“When you are excited, when you take alcohol, your judgement is impaired and when you meet new people, there is risk [of contracting HIV], so you have to plan for it. Let the young people who are not of age take precaution and abstain. Let the adults protect themselves and protect each other, let them use protection if they must have sex. Know the [HIV] status of your partners,” he said.
Addressing journalists in Kampala yesterday, Dr Musoba said HIV infections are still high in the country with around 1,000 people contracting the virus every week.
He said this while announcing the World Aids Day commemorations on December 1, which will be held in Rakai District with President Museveni expected to be the chief guest.
According to the statistics from the Commission, more than 51,000 people contracted HIV last year and out of more than 1.4 million people living with the virus, around 17,000 died. The figures indicate that new infections are higher among adolescents and young women.
Ms Jacqueline Makokha, the country director of The Joint United Nations Programme on HIV/Aids (UNAids), also told journalists that this year’s commemoration will be held under the theme: “Let communities lead.”
“Communities connect people with person-centered public health services, they build trust, they innovate, they monitor implementation of policies and services and they hold service providers accountable. Globally, communities are being held back and are struggling. They are facing funding shortages, policy and regulatory hurdles, capacity constraints and crackdown on some community groups,” she said.
Dr Stephen Watiti, the outgoing chairperson of the National Forum of People Living with HIV/Aids Networks in Uganda, appealed to persons living with HIV to adhere to their medication and not spread the infection to other people.
“We know what to do, we can stop it [HIV infections and deaths]. The few of us who are infected should combine efforts to ensure that we are not dying by adhering to medication while we are also not infecting others,” he said.
Ms Ruth Awori, the executive director of Uganda Network of Young People Living with HIV/Aids (UNYPA), asked the government to increase interventions that focus on reducing infections among adolescent girls and women. She also appealed for increased local funding towards HIV/Aids to ensure sustainability as donors warned of dwindling funding.
“HIV is a big problem among children and the youth and this is because of various reasons such as mother to child transmission because of the challenges mothers face despite availability of medical intervention, which see them still transmitting the virus.
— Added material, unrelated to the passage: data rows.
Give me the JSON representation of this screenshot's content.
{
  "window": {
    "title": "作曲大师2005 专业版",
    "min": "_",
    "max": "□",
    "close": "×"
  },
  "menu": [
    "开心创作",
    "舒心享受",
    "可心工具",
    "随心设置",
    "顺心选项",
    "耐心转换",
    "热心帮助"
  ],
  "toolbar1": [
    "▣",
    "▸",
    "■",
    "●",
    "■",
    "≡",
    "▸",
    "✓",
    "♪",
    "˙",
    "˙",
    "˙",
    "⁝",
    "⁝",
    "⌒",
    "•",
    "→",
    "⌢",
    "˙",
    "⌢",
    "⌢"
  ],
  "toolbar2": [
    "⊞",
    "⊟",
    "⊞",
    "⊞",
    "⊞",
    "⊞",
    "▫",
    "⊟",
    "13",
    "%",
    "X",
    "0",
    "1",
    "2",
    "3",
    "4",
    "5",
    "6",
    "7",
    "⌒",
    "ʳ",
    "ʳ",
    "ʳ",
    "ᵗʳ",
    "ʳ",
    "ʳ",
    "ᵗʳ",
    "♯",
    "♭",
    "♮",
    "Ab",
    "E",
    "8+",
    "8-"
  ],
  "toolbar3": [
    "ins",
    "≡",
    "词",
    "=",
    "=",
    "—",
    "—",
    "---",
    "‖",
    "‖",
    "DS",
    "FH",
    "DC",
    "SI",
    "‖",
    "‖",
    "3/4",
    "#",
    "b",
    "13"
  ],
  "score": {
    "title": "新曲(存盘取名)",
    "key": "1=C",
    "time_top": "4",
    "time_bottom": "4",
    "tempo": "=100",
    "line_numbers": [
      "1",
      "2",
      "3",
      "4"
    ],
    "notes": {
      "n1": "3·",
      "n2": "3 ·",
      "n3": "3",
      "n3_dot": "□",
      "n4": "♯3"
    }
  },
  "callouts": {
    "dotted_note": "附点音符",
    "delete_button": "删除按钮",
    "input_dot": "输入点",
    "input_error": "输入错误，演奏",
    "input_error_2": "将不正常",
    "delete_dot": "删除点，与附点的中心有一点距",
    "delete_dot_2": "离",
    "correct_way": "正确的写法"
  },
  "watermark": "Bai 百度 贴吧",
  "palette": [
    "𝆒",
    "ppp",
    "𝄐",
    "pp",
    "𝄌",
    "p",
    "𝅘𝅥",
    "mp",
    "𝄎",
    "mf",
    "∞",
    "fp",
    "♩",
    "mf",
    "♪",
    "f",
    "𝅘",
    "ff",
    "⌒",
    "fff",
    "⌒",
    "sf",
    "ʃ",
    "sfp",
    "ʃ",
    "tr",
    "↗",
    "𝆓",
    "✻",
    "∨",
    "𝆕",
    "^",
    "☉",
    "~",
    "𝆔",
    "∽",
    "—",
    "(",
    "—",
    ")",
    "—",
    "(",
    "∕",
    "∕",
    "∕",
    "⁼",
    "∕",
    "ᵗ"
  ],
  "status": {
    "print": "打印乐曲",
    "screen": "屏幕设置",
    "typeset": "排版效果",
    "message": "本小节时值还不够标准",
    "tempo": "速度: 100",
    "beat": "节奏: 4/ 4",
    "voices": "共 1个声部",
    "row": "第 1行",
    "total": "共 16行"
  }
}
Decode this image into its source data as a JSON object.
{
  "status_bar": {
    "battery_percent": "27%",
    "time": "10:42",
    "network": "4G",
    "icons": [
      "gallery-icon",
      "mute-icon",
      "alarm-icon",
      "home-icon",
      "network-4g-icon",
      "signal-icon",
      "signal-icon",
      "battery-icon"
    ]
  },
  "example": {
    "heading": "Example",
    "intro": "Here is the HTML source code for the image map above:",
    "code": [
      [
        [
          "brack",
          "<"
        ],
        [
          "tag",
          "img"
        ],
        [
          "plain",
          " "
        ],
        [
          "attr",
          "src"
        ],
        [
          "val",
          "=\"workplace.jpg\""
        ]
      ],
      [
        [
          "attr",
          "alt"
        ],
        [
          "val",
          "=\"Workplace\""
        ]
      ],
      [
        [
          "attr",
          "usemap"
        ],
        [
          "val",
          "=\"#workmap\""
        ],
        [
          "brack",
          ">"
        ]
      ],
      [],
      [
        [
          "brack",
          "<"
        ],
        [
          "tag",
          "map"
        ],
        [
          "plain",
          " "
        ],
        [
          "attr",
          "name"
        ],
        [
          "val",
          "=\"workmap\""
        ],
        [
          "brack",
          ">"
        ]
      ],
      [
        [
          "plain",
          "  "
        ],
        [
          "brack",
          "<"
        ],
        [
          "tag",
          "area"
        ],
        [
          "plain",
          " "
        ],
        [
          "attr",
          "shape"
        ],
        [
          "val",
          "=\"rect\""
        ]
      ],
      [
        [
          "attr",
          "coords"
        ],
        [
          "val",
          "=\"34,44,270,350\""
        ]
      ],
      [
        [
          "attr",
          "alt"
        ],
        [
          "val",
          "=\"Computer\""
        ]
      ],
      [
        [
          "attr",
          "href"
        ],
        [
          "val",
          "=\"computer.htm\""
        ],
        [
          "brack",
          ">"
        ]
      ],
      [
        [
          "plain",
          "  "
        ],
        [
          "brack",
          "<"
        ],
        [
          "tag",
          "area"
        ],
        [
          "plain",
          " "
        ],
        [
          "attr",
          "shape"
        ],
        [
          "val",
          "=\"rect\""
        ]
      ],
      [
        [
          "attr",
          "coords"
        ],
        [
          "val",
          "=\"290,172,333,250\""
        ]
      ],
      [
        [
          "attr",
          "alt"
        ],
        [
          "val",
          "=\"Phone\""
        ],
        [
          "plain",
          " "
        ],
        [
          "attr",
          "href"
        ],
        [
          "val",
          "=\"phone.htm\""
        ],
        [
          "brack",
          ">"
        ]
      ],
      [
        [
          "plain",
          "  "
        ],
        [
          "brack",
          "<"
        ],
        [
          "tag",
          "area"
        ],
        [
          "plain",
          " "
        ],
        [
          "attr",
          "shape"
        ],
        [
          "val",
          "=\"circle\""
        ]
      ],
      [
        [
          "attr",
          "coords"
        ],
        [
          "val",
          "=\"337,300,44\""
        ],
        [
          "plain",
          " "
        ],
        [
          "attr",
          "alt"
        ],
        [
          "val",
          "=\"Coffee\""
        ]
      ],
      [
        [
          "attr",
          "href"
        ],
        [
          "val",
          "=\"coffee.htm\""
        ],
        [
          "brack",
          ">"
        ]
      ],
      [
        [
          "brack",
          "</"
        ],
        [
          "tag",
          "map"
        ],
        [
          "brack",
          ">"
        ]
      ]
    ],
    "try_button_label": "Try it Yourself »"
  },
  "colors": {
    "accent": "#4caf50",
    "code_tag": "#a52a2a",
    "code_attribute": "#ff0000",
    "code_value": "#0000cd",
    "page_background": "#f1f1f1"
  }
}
When this happens, we need to support the children to ensure they adhere to the treatment and live productive life,” she said, adding that many young people are also contracting HIV through unprotected sex.